IV-2017-02 – Richard Maples Policy 5763b.
Don’t leave yourself vulnerable to mass confusion, miscommunication, and data loss.
Redundancy is one of the most common issues faced in template management. Often so many templates have been created over time that companies simply ignore whatever duplicates are lingering. Sometimes it’s hard to know which version of the template is the most updated, and which needs to be deleted. Using folders to group similar templates or categories of templates give you the ability to distinguish latest versions from dated ones, duplicates from similar ones, and organize them accordingly.
An all-in-one platform lets you update the branding for the entirety of your template library through a master template. The idea here is to give you no need to parse, so the old branding isn’t mixed in with the new. From one place, change the colors, logos, and letters – even formatting details – of everything you send out. That’s the icing on the cake when it comes to delivering a unified company message, ensuring your brand is one thing and not fifty different things.
Customer information and preferences change with time, so while you want a master template that allows for uniform edits throughout your communications, you also want the option for communications that are highly responsive to change on an individual basis. Functions can be added to interactive documents to track customer information, so users can adjust certain elements at moment’s notice.
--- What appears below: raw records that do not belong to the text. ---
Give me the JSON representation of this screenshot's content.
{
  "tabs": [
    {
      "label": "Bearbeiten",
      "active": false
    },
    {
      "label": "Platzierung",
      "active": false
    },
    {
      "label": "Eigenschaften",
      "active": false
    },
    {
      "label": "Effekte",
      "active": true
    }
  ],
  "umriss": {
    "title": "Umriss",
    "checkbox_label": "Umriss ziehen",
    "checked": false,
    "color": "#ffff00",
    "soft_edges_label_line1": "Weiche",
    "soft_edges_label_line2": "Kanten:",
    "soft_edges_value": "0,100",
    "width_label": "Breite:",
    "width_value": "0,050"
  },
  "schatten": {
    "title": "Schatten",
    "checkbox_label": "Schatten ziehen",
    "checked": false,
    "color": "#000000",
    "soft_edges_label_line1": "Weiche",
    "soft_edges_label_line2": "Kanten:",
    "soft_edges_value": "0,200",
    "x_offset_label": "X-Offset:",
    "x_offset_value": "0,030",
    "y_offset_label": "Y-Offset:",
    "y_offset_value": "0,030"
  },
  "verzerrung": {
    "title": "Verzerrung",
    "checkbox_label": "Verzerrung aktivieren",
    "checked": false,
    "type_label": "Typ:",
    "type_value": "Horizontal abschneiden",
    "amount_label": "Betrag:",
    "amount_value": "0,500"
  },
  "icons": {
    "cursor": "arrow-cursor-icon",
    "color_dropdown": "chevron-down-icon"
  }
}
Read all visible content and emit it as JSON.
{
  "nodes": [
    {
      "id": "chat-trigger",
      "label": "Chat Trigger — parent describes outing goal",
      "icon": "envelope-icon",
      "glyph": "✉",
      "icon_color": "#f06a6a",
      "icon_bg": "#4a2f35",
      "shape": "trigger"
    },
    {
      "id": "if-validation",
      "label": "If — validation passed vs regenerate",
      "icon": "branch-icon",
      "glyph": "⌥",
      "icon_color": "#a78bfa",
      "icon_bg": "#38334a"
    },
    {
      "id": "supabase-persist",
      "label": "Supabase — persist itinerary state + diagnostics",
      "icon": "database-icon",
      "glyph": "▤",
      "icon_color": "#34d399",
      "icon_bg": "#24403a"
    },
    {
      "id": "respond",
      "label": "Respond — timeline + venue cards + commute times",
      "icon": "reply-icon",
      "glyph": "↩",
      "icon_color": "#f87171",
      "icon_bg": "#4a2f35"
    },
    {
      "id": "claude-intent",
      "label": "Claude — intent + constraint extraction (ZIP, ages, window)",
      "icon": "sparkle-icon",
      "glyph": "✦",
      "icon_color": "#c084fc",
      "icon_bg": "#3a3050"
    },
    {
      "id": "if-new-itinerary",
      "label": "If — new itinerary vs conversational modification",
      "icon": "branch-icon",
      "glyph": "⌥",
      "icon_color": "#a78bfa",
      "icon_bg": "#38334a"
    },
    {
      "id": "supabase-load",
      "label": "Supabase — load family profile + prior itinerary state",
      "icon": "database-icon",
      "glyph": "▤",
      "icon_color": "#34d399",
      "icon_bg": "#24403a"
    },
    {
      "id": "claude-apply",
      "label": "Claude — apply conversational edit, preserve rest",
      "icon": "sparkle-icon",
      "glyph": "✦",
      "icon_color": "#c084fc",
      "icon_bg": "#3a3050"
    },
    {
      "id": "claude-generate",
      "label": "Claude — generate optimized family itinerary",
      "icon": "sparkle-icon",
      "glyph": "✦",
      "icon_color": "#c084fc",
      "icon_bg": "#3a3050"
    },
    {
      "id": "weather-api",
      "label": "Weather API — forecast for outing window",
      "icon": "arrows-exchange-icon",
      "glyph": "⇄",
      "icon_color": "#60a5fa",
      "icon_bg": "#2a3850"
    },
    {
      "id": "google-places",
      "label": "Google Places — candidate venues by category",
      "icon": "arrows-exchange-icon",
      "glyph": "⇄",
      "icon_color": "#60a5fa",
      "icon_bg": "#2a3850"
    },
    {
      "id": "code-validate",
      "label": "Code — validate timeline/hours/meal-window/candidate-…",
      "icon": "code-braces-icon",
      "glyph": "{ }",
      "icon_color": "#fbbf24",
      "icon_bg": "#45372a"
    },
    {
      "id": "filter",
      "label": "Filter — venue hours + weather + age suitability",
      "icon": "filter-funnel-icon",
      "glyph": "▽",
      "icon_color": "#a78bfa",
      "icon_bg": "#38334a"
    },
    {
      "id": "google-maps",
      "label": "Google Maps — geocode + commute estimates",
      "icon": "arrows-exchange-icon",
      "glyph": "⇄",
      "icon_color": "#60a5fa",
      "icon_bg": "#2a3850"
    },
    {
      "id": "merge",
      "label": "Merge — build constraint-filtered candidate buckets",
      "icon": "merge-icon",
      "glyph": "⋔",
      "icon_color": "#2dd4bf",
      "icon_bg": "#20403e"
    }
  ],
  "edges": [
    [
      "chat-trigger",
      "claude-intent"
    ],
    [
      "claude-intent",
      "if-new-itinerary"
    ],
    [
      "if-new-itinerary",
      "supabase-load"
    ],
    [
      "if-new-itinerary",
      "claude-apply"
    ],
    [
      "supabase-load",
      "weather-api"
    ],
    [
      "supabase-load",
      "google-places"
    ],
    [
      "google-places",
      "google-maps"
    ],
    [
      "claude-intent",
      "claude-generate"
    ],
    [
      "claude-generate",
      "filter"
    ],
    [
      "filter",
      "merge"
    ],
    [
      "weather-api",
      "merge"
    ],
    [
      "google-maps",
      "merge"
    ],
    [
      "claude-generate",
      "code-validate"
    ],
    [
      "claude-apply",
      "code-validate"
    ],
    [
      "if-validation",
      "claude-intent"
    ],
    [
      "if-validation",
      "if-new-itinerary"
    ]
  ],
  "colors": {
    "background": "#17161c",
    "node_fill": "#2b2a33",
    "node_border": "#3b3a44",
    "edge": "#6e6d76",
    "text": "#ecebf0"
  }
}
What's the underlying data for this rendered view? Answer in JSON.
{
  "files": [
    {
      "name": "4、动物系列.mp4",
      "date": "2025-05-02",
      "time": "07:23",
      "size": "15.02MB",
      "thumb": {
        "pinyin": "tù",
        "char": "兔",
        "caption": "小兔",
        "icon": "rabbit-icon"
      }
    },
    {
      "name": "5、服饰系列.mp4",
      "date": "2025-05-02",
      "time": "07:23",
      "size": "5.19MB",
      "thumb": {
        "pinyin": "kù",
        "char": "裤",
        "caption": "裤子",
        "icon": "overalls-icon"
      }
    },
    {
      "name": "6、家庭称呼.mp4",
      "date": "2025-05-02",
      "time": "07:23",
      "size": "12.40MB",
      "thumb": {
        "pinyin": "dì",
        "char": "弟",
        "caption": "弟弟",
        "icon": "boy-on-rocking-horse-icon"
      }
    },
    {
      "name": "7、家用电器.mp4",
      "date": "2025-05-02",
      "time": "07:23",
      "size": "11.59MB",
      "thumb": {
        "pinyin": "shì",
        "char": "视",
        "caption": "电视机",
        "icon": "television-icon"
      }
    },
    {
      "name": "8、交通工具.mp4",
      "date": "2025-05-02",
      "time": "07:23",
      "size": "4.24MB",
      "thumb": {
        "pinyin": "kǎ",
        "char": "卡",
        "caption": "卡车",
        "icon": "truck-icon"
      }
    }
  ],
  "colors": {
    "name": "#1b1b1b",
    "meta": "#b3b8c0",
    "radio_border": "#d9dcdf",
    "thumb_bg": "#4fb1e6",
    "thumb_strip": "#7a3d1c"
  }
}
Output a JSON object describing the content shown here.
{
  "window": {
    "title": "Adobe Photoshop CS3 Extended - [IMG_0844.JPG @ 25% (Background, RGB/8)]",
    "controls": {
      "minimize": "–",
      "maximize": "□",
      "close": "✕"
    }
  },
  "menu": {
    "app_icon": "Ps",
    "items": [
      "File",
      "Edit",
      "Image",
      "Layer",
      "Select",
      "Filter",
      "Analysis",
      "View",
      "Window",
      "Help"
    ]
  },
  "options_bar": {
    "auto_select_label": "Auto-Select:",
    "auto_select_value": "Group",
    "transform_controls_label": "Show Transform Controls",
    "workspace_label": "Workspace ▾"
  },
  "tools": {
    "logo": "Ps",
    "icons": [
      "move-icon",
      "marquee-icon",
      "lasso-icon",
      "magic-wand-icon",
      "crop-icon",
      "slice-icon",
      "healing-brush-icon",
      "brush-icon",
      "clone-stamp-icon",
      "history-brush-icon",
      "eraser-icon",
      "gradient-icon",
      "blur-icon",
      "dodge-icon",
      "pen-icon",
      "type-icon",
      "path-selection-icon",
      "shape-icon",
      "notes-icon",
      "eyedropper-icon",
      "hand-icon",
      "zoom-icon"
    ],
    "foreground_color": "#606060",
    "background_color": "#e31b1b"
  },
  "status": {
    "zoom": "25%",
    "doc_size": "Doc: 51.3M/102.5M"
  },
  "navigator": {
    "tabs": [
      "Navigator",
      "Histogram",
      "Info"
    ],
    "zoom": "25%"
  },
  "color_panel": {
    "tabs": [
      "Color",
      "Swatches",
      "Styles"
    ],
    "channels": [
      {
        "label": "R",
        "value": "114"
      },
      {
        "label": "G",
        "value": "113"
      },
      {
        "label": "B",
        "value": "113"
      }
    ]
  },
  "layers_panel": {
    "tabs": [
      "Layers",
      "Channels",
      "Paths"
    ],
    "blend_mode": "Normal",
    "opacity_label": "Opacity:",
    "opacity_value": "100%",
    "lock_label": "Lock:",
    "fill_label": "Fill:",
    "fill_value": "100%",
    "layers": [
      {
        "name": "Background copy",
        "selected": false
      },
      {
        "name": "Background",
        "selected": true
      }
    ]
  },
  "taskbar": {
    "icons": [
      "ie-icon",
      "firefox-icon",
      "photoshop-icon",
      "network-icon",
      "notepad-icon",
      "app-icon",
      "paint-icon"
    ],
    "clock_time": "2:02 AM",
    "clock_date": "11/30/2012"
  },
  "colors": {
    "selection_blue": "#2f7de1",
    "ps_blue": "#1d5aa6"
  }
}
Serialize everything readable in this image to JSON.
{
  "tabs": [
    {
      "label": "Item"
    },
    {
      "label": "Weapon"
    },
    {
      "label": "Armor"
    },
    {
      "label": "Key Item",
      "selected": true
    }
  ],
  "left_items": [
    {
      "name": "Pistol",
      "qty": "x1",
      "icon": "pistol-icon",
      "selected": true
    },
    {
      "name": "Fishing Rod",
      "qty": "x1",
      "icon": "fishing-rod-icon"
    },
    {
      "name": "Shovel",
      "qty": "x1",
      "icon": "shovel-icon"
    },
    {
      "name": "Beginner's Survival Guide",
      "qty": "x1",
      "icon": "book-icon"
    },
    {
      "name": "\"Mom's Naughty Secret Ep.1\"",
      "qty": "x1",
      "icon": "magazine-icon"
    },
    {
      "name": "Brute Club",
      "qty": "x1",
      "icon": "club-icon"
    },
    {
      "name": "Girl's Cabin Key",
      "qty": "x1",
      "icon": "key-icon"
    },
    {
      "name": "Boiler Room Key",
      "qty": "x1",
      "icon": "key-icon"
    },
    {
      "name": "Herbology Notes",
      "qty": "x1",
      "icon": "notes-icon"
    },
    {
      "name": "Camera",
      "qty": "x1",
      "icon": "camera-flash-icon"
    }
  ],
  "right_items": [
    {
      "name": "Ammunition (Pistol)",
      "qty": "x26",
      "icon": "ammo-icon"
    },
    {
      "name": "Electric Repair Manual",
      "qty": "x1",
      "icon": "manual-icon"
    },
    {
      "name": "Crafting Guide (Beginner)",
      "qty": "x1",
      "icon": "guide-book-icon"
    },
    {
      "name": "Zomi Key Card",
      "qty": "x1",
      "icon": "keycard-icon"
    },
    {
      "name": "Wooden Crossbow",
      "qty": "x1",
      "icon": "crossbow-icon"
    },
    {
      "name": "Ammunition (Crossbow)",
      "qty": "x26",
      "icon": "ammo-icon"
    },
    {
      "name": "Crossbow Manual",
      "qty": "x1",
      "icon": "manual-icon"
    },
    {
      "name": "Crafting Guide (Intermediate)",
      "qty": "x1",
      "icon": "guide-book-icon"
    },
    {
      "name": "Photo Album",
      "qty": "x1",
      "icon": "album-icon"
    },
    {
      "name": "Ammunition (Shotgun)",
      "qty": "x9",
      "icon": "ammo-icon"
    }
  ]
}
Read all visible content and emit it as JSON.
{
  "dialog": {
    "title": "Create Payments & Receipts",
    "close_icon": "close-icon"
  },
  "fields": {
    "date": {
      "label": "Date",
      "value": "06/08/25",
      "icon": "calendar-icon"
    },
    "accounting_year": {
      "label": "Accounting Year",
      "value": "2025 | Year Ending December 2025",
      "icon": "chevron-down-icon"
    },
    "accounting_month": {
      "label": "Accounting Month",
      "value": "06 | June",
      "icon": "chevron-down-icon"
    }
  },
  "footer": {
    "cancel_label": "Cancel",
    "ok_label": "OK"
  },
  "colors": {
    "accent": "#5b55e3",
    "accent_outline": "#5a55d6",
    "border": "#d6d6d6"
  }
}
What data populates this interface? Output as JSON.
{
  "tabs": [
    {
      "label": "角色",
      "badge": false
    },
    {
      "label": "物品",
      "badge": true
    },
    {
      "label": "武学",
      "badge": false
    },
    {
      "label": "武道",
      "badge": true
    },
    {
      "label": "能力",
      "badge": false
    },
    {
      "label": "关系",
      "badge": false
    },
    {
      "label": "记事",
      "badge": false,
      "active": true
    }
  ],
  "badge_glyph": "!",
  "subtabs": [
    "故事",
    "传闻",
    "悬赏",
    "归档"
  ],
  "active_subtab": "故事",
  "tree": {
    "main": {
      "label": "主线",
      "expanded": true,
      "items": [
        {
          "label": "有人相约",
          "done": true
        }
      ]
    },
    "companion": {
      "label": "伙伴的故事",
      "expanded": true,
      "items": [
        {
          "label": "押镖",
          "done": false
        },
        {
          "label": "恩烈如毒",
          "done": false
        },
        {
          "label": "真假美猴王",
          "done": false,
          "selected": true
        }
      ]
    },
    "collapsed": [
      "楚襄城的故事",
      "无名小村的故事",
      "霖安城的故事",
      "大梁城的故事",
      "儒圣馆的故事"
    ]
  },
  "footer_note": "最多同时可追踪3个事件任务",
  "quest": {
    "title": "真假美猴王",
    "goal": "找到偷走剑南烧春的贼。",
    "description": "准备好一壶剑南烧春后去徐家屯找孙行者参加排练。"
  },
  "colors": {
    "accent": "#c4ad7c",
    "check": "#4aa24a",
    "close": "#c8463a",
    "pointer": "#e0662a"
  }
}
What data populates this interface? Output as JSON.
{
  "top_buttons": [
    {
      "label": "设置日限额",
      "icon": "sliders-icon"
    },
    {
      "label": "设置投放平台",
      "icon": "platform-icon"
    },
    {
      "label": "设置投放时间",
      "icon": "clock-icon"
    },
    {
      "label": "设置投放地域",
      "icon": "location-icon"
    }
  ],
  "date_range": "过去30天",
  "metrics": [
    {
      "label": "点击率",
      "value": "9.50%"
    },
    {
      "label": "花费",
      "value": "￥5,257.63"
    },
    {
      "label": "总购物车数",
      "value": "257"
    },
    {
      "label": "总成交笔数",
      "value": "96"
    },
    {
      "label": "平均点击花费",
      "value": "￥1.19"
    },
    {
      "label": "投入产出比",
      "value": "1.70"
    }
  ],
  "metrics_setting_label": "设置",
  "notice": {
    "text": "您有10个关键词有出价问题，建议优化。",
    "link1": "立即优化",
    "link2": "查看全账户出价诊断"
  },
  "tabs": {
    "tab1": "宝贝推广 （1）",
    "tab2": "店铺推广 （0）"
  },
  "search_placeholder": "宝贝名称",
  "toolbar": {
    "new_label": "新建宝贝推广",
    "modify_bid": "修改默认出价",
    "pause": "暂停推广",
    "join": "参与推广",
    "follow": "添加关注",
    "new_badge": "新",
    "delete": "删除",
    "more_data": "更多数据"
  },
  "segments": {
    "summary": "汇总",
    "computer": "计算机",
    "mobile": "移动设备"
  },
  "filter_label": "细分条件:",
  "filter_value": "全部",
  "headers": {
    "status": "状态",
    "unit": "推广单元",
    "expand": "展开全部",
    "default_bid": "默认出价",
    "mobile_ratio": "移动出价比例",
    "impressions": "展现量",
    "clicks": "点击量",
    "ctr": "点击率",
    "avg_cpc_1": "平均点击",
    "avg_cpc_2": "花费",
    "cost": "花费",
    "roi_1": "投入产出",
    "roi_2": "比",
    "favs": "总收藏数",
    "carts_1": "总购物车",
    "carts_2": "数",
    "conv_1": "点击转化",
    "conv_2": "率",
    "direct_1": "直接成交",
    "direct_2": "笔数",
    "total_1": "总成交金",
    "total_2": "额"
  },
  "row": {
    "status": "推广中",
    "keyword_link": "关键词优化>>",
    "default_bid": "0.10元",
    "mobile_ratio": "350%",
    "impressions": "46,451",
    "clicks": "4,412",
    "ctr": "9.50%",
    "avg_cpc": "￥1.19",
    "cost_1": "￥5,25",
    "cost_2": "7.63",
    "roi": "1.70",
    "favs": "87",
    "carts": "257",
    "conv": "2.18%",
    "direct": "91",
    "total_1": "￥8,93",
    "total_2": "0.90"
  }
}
Try implementing these best practices and see if that doesn’t cut down on your template headache. Implementing an all-in-one Customer Communications Management solution, such as the Ecrion Omni System (EOS), can help you shortcut your way to a clean, organized customer communications system. Let us know how we can help! Contact us at 866-418-3838 or by emailing firstname.lastname@example.org.